WHAT TO PRODUCE
Below are records; write all of them out exactly.

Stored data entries
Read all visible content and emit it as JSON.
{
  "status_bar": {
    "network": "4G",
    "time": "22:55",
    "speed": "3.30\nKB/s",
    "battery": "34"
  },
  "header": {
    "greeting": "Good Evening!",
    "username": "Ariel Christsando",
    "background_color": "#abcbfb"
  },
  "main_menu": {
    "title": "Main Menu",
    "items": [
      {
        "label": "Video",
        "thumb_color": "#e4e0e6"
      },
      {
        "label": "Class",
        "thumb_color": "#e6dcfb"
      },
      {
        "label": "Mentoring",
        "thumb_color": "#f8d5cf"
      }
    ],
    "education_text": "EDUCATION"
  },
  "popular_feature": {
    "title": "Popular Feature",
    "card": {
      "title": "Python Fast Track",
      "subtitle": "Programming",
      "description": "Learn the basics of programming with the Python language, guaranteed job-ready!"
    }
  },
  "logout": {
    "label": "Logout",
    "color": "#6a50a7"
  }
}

RESPONSE TO THE EXERCISE
Read all visible content and emit it as JSON.
{
  "status_bar": {
    "network": "4G",
    "time": "22:55",
    "speed": "3.30\nKB/s",
    "battery": "34"
  },
  "header": {
    "greeting": "Good Evening!",
    "username": "Ariel Christsando",
    "background_color": "#abcbfb"
  },
  "main_menu": {
    "title": "Main Menu",
    "items": [
      {
        "label": "Video",
        "thumb_color": "#e4e0e6"
      },
      {
        "label": "Class",
        "thumb_color": "#e6dcfb"
      },
      {
        "label": "Mentoring",
        "thumb_color": "#f8d5cf"
      }
    ],
    "education_text": "EDUCATION"
  },
  "popular_feature": {
    "title": "Popular Feature",
    "card": {
      "title": "Python Fast Track",
      "subtitle": "Programming",
      "description": "Learn the basics of programming with the Python language, guaranteed job-ready!"
    }
  },
  "logout": {
    "label": "Logout",
    "color": "#6a50a7"
  }
}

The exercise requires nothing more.